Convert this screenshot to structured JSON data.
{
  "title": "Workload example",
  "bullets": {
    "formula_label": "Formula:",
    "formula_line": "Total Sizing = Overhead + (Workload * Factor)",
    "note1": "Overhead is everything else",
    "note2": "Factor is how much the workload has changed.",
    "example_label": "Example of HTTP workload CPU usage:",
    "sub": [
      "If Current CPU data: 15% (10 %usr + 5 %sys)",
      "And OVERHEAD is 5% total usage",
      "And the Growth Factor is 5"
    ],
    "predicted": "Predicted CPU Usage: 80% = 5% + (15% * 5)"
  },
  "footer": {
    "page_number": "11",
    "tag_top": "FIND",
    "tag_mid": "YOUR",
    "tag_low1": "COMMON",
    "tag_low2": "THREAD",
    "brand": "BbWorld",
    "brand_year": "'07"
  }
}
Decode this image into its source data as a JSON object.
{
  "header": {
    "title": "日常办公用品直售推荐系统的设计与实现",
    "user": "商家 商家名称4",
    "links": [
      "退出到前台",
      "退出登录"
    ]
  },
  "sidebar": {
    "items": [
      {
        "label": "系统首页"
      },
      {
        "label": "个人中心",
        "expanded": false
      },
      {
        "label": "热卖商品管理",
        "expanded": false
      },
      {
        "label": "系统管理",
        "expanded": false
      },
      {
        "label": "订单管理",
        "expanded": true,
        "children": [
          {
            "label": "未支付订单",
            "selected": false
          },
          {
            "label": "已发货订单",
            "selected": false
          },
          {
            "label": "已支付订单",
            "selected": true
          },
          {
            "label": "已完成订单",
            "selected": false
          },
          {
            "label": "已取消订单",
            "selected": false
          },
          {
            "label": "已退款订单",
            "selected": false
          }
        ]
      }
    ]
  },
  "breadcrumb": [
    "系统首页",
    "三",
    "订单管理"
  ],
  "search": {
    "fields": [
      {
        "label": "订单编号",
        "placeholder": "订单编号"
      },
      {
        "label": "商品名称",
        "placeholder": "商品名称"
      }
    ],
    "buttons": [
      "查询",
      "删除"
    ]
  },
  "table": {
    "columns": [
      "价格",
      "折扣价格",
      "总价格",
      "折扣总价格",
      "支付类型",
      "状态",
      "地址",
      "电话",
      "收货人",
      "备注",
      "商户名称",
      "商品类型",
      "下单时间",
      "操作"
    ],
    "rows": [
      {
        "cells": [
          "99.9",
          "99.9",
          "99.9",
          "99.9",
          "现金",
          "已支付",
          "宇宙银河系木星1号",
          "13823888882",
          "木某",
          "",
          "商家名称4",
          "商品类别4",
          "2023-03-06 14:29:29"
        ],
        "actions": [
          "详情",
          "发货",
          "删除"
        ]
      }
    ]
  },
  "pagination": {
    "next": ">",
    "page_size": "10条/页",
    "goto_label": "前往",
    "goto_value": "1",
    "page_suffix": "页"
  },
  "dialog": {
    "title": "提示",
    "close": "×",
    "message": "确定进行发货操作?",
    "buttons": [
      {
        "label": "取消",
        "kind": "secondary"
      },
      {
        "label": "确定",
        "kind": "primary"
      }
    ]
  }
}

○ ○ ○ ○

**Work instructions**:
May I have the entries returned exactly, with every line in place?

**Solution to this task**:
Convert this screenshot to structured JSON data.
{
  "title": "Workload example",
  "bullets": {
    "formula_label": "Formula:",
    "formula_line": "Total Sizing = Overhead + (Workload * Factor)",
    "note1": "Overhead is everything else",
    "note2": "Factor is how much the workload has changed.",
    "example_label": "Example of HTTP workload CPU usage:",
    "sub": [
      "If Current CPU data: 15% (10 %usr + 5 %sys)",
      "And OVERHEAD is 5% total usage",
      "And the Growth Factor is 5"
    ],
    "predicted": "Predicted CPU Usage: 80% = 5% + (15% * 5)"
  },
  "footer": {
    "page_number": "11",
    "tag_top": "FIND",
    "tag_mid": "YOUR",
    "tag_low1": "COMMON",
    "tag_low2": "THREAD",
    "brand": "BbWorld",
    "brand_year": "'07"
  }
}
Decode this image into its source data as a JSON object.
{
  "header": {
    "title": "日常办公用品直售推荐系统的设计与实现",
    "user": "商家 商家名称4",
    "links": [
      "退出到前台",
      "退出登录"
    ]
  },
  "sidebar": {
    "items": [
      {
        "label": "系统首页"
      },
      {
        "label": "个人中心",
        "expanded": false
      },
      {
        "label": "热卖商品管理",
        "expanded": false
      },
      {
        "label": "系统管理",
        "expanded": false
      },
      {
        "label": "订单管理",
        "expanded": true,
        "children": [
          {
            "label": "未支付订单",
            "selected": false
          },
          {
            "label": "已发货订单",
            "selected": false
          },
          {
            "label": "已支付订单",
            "selected": true
          },
          {
            "label": "已完成订单",
            "selected": false
          },
          {
            "label": "已取消订单",
            "selected": false
          },
          {
            "label": "已退款订单",
            "selected": false
          }
        ]
      }
    ]
  },
  "breadcrumb": [
    "系统首页",
    "三",
    "订单管理"
  ],
  "search": {
    "fields": [
      {
        "label": "订单编号",
        "placeholder": "订单编号"
      },
      {
        "label": "商品名称",
        "placeholder": "商品名称"
      }
    ],
    "buttons": [
      "查询",
      "删除"
    ]
  },
  "table": {
    "columns": [
      "价格",
      "折扣价格",
      "总价格",
      "折扣总价格",
      "支付类型",
      "状态",
      "地址",
      "电话",
      "收货人",
      "备注",
      "商户名称",
      "商品类型",
      "下单时间",
      "操作"
    ],
    "rows": [
      {
        "cells": [
          "99.9",
          "99.9",
          "99.9",
          "99.9",
          "现金",
          "已支付",
          "宇宙银河系木星1号",
          "13823888882",
          "木某",
          "",
          "商家名称4",
          "商品类别4",
          "2023-03-06 14:29:29"
        ],
        "actions": [
          "详情",
          "发货",
          "删除"
        ]
      }
    ]
  },
  "pagination": {
    "next": ">",
    "page_size": "10条/页",
    "goto_label": "前往",
    "goto_value": "1",
    "page_suffix": "页"
  },
  "dialog": {
    "title": "提示",
    "close": "×",
    "message": "确定进行发货操作?",
    "buttons": [
      {
        "label": "取消",
        "kind": "secondary"
      },
      {
        "label": "确定",
        "kind": "primary"
      }
    ]
  }
}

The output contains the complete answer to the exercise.